The Indo-Pacific Security Initiative works with US, allied, and partner governments and other key stakeholders to shape strategies and policies to mitigate the most important rising security challenges facing the region, including China’s growing threat to the international order and North Korea’s destabilizing nuclear weapons advancements. IPSI also addresses opportunities for cooperation in the region, such as transforming regional security architectures, harnessing emerging technologies, and developing new mechanisms for deterrence and defense cooperation.

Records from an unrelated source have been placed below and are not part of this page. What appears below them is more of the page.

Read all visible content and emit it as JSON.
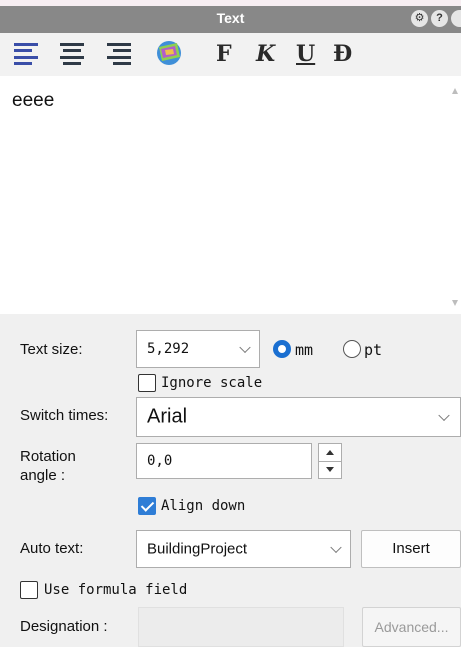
{
  "window": {
    "title": "Text",
    "title_icons": [
      "gear-icon",
      "help-icon",
      "close-icon"
    ]
  },
  "toolbar": {
    "tools": [
      "align-left-icon",
      "align-center-icon",
      "align-right-icon",
      "text-style-icon"
    ],
    "bold": "F",
    "italic": "K",
    "underline": "U",
    "strike": "Đ"
  },
  "text_content": "eeee",
  "form": {
    "text_size_label": "Text size:",
    "text_size_value": "5,292",
    "unit_mm": "mm",
    "unit_pt": "pt",
    "unit_selected": "mm",
    "ignore_scale_label": "Ignore scale",
    "ignore_scale_checked": false,
    "font_label": "Switch times:",
    "font_value": "Arial",
    "rotation_label_1": "Rotation",
    "rotation_label_2": "angle :",
    "rotation_value": "0,0",
    "align_down_label": "Align down",
    "align_down_checked": true,
    "auto_text_label": "Auto text:",
    "auto_text_value": "BuildingProject",
    "insert_label": "Insert",
    "use_formula_label": "Use formula field",
    "use_formula_checked": false,
    "designation_label": "Designation :",
    "designation_value": "",
    "advanced_label": "Advanced..."
  },
  "colors": {
    "titlebar": "#888888",
    "accent": "#1a6fd1",
    "panel": "#f0f0f0"
  }
}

Image: US President Joe Biden shakes hands with South Korean President Yoon Suk Yeol during a joint press conference at the trilateral summit at Camp David near Thurmont, Maryland, US, August 18, 2023. REUTERS/Evelyn Hockstein